* What you will do *
The required answer is each line in the entries below where "number" occurs.

* Records drawn from a dataset *
<<<<

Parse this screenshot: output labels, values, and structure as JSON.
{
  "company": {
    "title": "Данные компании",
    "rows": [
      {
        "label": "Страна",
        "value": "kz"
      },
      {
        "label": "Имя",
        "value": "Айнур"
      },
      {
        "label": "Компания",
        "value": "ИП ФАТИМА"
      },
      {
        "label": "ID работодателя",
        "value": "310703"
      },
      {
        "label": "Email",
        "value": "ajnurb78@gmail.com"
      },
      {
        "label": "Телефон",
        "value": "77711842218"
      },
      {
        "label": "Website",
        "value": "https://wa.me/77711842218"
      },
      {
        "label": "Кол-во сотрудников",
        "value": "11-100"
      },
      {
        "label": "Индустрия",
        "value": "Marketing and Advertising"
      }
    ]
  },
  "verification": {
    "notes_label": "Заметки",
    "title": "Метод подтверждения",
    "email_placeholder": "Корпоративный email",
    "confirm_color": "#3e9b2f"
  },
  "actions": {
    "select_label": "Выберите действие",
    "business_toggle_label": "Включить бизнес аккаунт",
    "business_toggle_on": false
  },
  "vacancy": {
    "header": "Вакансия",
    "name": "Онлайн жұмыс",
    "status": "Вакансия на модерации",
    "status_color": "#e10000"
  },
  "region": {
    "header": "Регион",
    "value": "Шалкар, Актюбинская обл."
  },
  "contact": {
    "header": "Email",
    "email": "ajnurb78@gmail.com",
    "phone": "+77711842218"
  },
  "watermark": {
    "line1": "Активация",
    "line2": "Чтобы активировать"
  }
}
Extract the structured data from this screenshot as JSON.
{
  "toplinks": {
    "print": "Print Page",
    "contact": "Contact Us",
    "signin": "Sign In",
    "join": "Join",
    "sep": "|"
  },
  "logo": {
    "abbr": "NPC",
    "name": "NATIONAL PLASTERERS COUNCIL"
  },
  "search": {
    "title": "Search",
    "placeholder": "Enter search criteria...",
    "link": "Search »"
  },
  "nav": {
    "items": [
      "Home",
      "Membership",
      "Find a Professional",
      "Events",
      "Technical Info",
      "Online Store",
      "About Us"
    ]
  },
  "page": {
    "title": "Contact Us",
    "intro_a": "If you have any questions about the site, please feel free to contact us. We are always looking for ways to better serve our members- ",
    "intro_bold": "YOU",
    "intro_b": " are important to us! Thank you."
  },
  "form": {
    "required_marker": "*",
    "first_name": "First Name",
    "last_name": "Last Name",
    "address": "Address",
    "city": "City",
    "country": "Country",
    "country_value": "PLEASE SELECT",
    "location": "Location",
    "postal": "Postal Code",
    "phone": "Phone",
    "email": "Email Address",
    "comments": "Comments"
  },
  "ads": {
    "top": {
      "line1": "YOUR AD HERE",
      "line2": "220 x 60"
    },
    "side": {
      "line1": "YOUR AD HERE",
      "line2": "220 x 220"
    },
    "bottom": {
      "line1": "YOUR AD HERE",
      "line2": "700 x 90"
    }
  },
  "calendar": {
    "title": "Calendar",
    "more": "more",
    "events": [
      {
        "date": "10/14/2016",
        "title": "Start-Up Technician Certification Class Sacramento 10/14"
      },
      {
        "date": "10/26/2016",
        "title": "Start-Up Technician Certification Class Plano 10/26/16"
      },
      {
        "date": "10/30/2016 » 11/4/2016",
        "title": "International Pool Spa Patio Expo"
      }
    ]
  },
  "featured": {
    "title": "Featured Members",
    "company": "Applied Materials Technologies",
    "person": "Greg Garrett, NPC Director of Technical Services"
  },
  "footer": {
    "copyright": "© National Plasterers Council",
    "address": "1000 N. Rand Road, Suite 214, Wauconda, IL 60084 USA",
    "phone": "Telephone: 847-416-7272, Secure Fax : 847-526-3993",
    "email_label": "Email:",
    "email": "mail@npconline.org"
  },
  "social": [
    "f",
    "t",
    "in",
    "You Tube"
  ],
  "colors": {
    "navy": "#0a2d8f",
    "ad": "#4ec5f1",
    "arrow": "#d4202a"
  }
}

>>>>
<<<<

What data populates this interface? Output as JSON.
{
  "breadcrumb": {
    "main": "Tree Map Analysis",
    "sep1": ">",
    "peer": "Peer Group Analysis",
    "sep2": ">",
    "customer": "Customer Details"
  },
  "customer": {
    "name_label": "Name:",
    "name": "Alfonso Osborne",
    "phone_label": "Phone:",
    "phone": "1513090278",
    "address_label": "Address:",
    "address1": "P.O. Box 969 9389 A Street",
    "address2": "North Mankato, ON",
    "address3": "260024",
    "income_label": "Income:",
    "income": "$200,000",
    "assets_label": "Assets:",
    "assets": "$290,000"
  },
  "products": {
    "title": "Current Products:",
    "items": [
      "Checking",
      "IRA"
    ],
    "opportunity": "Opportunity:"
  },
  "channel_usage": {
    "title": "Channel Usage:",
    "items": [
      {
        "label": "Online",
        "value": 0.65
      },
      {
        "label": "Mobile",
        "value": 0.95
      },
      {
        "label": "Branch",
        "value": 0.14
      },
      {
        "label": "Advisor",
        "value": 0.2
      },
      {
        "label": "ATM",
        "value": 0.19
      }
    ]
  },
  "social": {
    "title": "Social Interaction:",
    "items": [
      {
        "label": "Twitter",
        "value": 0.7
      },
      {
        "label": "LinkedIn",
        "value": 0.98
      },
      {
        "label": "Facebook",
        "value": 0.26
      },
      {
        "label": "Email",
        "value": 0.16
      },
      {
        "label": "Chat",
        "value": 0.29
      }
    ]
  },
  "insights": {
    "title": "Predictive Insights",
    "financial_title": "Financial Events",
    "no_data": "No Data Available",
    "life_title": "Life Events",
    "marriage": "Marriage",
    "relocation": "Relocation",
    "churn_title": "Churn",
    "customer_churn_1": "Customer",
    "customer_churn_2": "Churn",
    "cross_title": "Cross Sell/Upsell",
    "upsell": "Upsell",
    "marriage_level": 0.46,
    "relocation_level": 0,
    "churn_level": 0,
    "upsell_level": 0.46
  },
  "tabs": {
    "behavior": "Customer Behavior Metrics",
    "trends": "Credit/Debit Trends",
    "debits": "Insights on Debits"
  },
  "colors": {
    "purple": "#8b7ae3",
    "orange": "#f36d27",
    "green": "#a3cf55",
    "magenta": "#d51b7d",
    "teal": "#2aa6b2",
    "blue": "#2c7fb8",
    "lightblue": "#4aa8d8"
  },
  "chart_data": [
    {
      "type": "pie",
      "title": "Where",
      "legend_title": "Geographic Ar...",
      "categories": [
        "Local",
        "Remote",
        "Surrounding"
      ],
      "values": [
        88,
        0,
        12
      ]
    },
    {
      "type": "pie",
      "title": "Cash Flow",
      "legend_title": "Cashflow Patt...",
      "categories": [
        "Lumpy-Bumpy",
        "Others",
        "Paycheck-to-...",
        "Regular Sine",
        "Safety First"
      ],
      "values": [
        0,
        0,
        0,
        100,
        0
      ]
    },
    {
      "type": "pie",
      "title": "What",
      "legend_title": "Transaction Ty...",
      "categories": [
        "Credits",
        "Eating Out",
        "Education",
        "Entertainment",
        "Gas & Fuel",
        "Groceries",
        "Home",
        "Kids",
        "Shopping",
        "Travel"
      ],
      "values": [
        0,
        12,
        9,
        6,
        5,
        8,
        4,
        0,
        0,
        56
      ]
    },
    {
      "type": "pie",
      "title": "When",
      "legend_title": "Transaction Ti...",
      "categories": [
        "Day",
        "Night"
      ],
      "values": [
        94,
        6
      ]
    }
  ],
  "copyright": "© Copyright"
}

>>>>
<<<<

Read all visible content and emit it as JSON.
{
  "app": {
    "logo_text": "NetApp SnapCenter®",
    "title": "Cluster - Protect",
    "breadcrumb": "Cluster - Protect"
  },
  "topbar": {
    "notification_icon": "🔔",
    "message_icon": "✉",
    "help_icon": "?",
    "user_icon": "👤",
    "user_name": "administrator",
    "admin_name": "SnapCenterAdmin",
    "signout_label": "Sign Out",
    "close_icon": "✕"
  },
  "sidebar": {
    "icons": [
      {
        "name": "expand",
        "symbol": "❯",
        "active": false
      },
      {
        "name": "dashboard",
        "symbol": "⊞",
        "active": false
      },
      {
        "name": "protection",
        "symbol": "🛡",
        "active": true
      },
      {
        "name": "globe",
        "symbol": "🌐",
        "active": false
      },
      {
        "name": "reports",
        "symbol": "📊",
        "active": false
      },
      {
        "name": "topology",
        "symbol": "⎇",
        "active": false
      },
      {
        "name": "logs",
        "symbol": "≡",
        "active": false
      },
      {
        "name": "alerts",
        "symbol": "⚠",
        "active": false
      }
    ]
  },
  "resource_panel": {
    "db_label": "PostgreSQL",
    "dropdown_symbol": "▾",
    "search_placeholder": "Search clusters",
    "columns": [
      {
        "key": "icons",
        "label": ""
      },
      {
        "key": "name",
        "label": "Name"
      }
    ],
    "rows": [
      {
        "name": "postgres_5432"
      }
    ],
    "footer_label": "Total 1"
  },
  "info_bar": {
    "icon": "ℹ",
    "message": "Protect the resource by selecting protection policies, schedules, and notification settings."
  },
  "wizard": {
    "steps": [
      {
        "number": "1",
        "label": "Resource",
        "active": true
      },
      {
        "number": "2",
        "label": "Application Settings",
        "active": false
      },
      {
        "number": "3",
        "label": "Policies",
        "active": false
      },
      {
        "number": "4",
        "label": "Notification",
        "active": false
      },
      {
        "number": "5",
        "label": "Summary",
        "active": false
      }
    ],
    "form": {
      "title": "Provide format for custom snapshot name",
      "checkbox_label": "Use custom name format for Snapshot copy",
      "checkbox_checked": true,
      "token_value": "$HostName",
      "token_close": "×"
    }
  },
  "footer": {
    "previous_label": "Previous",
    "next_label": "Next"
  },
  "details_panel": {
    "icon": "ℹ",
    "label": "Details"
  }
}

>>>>

* Answer space *
        "number": "1",
        "number": "2",
        "number": "3",
        "number": "4",
        "number": "5",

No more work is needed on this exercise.